On 22 July 1941, the Germans invaded the Soviet Union and quickly reached Ylakiai. On 6-7 July, the Jews of Ylakiai and the surrounding villages were gathered and shot to death by Lithuanians at the Jewish cemetery in the town. Some 300 Jews were shot over two days, including Eta and Jacob Bernstein and their children. Benzion, who was living in Kovno at the time, eventually joined the partisans.
Rivka, her husband Shmuel and their children were in Reseiniai at the time of the massacre. Shmuel fled eastward and enlisted in the Red Army. Rivka, who was pregnant, stayed in Reseiniai. The Germans entered Reseiniai on 23 June 1941, and the mass murder of the city's Jews began on 29 July. Hundreds of Jewish men were taken by the Germans to the quarry near the village of Žieveliškės, 5 km from Reseiniai, and were shot to death there. Between 15-16 August, approximately 600 Jewish men, women and children were shot to death, seemingly at the same murder site. Between 29 August and 6 September, the last 840 Reseiniai Jews were shot in the adjacent village of Kurpiškės. Rivka managed to remain hidden with her children during these Aktions, but was ultimately caught, and sent to the Kovno ghetto. In February 1942, Rivka gave birth to her daughter Rina in the ghetto, and from then on, searched desperately for a way to save her baby girl. In 1943, an acquaintance of hers approached her Lithuanian friend, Anelė Glaveckienė, and asked her to take in little Rina. Rivka wrapped her baby in a blanket, and passed her over the ghetto fence to Anelė, who took care of her devotedly. Rivka and her children were caught in the ghetto, and murdered at the Ninth Fort. Shmuel survived, and was informed that his wife and two older children had been murdered, and that his daughter had been saved by Anelė and her husband Juozas, later recognized by Yad Vashem as Righteous Among the Nations. Benzion was killed in the ranks of the partisans.

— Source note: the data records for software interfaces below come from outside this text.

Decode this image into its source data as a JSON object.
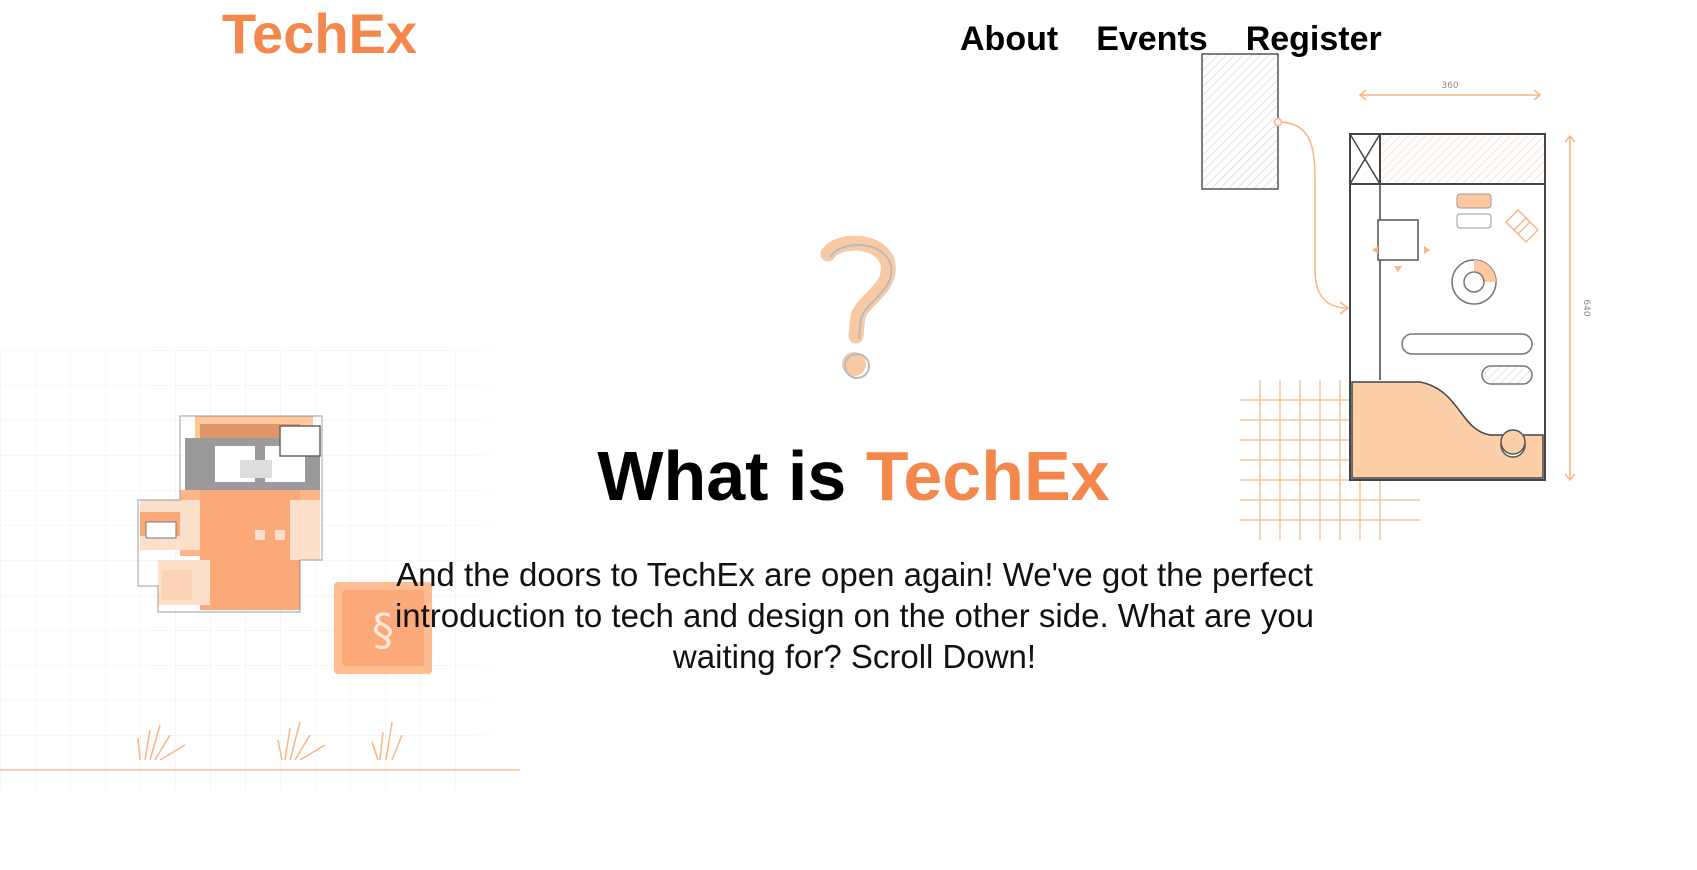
{
  "brand": {
    "logo": "TechEx",
    "accent_color": "#f4874b",
    "text_color": "#000000"
  },
  "nav": {
    "items": [
      {
        "label": "About"
      },
      {
        "label": "Events"
      },
      {
        "label": "Register"
      }
    ]
  },
  "hero": {
    "headline_prefix": "What is ",
    "headline_accent": "TechEx",
    "intro": "And the doors to TechEx are open again! We've got the perfect introduction to tech and design on the other side. What are you waiting for? Scroll Down!"
  },
  "illustrations": {
    "left": "pixel-game-character-icon",
    "center": "question-mark-icon",
    "right": "wireframe-sketch-icon",
    "wireframe_width_label": "360",
    "wireframe_height_label": "640"
  }
}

Shmuel married again, and had a son. He remained in Lithuania. Rina married and had two daughters, Rivka and Renata, who were born in Vilna. Remaining close with her rescuer, she saw Anelė as a mother, and a grandmother to her daughters. In 1989, Rina, her husband and children immigrated to the US.
In the 1950s, Ida Lev (Bernstein) submitted Pages of Testimony to Yad Vashem in memory of her parents Eta and Jakob, her brothers and sisters, and other relatives. In 2012, Ida's son Isack Lev, donated letters and family photographs to Yad Vashem as part of the "Gathering the Fragments" national project. Some of those letters and photographs are featured in this exhibition.